Thankfully, as Telfor debated whether to waste the breath asking, Rubin emerged. More vibrantly coloured in his dyed robes, chosen to complement his rose coloured skin, than even the young hunters adorned with bright and colourful feathers, and tattooed skin. At least the scholar seemed packed and awake for the road, and hadn’t made them wait too longthis time, Telfor thought.
“That’s everyone. Alright, men, the priestess has requested we speak with her before we go, we won’t be taking long so don’t get comfortable.” Telfor barked with familiar authority, before turning to Jacob and in a more civil tone, “Lead on.”
“Aye, this way,” Jacob nodded and kissed his wife before setting off. As the group started across the village, and towards the forest, the rest of their new friends remained behind, waving and wishing them good travels.
Looking back to wave to them for the last time from the back of the group, Pan wondered to himself why it seemed Zsófia, despite her prestigious position within the village kept residence in such isolation. As they passed the last houses before the forests edge, he recalled the fairy stories Aubrey had told him about the forest at night. Of the dangers that lurked in the dark.

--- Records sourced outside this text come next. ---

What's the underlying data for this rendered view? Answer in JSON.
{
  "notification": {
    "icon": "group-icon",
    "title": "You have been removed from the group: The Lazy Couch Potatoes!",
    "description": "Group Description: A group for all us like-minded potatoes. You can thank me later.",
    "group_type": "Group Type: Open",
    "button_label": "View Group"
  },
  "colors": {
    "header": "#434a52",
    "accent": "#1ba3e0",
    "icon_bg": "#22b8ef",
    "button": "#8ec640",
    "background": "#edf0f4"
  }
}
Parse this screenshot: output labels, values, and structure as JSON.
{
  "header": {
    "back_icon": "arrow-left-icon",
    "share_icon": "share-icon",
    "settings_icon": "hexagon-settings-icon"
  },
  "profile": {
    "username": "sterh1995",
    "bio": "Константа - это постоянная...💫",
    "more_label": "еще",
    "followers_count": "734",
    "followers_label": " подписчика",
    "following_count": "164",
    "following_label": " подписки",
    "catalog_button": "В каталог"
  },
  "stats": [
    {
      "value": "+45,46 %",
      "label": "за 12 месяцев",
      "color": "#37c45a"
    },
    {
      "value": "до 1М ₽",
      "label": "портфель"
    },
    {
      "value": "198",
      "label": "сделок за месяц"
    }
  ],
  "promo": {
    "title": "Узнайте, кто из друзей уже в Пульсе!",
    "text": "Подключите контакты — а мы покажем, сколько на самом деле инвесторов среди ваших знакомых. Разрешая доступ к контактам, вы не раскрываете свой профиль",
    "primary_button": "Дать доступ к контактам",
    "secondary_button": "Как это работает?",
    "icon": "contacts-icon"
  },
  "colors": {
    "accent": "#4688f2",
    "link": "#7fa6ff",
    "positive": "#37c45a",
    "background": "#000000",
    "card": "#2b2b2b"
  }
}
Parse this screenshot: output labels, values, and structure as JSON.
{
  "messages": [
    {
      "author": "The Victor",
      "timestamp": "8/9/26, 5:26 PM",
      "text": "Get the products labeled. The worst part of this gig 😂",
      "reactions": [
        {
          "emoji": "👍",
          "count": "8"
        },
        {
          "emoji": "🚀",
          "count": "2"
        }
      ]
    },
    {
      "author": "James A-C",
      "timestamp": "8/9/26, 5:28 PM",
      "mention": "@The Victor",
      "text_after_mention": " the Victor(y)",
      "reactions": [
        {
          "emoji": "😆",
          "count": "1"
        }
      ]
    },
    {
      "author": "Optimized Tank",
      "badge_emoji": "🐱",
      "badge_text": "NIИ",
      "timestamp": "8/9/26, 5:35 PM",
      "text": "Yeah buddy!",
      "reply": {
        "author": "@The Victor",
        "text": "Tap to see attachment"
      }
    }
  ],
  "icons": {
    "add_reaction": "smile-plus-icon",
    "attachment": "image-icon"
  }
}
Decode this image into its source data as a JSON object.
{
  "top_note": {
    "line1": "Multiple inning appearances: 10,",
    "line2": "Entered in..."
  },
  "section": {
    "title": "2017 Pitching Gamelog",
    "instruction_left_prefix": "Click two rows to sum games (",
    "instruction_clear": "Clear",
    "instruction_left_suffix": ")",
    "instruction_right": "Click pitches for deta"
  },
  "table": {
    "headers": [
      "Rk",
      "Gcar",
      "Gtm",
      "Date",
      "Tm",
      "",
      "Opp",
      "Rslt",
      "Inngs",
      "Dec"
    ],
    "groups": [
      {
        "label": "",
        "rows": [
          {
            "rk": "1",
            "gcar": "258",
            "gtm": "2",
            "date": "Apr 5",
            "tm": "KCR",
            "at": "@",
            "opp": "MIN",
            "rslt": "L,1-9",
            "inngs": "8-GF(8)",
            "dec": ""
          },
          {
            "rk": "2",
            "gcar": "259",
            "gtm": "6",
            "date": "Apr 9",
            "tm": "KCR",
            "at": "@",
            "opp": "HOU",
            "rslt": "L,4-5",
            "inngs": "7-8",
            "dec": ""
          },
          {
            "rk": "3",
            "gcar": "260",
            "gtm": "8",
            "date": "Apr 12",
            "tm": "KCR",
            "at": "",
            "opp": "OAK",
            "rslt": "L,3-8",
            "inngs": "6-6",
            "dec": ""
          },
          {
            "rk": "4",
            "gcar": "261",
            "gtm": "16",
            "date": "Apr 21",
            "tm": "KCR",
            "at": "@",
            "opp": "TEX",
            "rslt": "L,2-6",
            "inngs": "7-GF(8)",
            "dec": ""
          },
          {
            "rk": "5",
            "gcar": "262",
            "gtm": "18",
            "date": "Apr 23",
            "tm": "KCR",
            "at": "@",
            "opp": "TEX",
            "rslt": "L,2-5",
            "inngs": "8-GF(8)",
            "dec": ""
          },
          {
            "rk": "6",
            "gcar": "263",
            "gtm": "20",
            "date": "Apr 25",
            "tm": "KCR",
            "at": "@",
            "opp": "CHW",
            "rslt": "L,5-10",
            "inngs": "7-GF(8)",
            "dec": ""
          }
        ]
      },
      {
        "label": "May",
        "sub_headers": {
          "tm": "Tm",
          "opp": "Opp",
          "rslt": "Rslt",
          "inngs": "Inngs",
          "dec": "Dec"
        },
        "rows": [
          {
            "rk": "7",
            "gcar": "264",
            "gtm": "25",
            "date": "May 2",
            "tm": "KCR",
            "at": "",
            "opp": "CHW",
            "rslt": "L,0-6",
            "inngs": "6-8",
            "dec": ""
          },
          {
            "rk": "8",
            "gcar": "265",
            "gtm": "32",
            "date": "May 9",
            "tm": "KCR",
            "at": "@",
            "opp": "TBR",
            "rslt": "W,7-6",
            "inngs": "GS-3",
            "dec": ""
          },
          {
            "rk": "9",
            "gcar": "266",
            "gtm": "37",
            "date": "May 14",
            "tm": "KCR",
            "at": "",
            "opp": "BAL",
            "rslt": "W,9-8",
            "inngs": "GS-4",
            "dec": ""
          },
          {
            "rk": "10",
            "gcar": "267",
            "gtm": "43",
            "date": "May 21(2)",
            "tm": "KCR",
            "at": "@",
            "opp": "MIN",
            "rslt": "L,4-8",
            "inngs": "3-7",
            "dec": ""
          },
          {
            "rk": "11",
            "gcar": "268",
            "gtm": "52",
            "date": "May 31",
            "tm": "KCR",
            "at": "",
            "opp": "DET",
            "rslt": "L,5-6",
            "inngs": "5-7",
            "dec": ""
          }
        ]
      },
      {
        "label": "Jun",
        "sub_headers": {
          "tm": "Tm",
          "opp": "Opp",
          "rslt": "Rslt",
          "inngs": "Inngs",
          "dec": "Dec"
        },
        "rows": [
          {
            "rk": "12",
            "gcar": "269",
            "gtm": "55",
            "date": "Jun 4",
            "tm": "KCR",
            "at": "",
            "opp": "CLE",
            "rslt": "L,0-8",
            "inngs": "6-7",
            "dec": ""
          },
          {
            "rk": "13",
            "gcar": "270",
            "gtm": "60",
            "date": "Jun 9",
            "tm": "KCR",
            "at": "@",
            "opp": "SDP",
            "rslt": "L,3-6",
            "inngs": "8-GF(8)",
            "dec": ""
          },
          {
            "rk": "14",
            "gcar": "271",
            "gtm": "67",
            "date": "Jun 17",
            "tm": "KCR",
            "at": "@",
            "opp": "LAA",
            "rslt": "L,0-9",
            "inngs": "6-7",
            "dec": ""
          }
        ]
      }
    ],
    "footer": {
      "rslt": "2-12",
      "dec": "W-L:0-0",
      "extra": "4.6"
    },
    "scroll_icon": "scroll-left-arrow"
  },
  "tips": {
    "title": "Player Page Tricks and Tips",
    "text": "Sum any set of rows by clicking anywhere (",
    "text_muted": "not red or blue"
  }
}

At the end of the clearing a small footpath, partially worn into the vegetation through people walking this way in lieu of any design, that Jacob led the group down. Immediately the cold, empty air, became thicker and warmer, but with an entirely unwholesome weight. The trek into the forest was longer than any of the visitors had expected. Telfor grew frustrated at losing the early morning start to this side trip but kept his silence, feeling his debt for her saving his life was worth at least this much. Only Vahkragg noticed the unnatural silence that came from the complete lack of any animals sounds as they passed.
“This is where I leave you,” Jacob spoke quietly, taking the group by surprise with the sudden announcementm Jacob grasped them each by hands one by one in a final gesture of farewell. The silence in the air dissuaded any of them from responding with speech, but they each returned his farewell with the same friendliness he had offered them. Before returning down the path towards the village, Jacob pointed towards a gnarled stump which seemed to glare at them and said, “Her home is just past that stump, be respectful in there, the place has a mind of it’s own… or so the stories say.”
Finally the trees opened into a small clearing, within stood a small, worn down old cottage with smoke slowly rising from the chimney. The dark sloping roof and overgrown walls made the cottage blend seemlessly into the forest, like it had simply grown here in ages long past.
Happy Belated New Years everyone. Best of luck to everyone who made resolutions in completing those, I’m hoping to get back into the shape I’ve fallen out of in the past couple years and finally finish my first novel.
As I’m sure you’ve realised; I’m back! Sort of…
So, the reason this upload is so late without a word is that shortly after I posted my intention to continue this story in January my computer went out of commission, I’ve borrowed a friends laptop to use until mine is fixed on which this installment was written and uploaded.
I’ll be trying to keep a weekly upload schedule this year, so I can give my novel the time it would actually need to be made, but if I manage to keep to my goals you should expect stories appearing at 12pm UTC on Sundays.
Hope you enjoy it,
P.S. Wasn’t able to find the photographer for the Featured Art again, if you know let me know so I can credit them, thanks!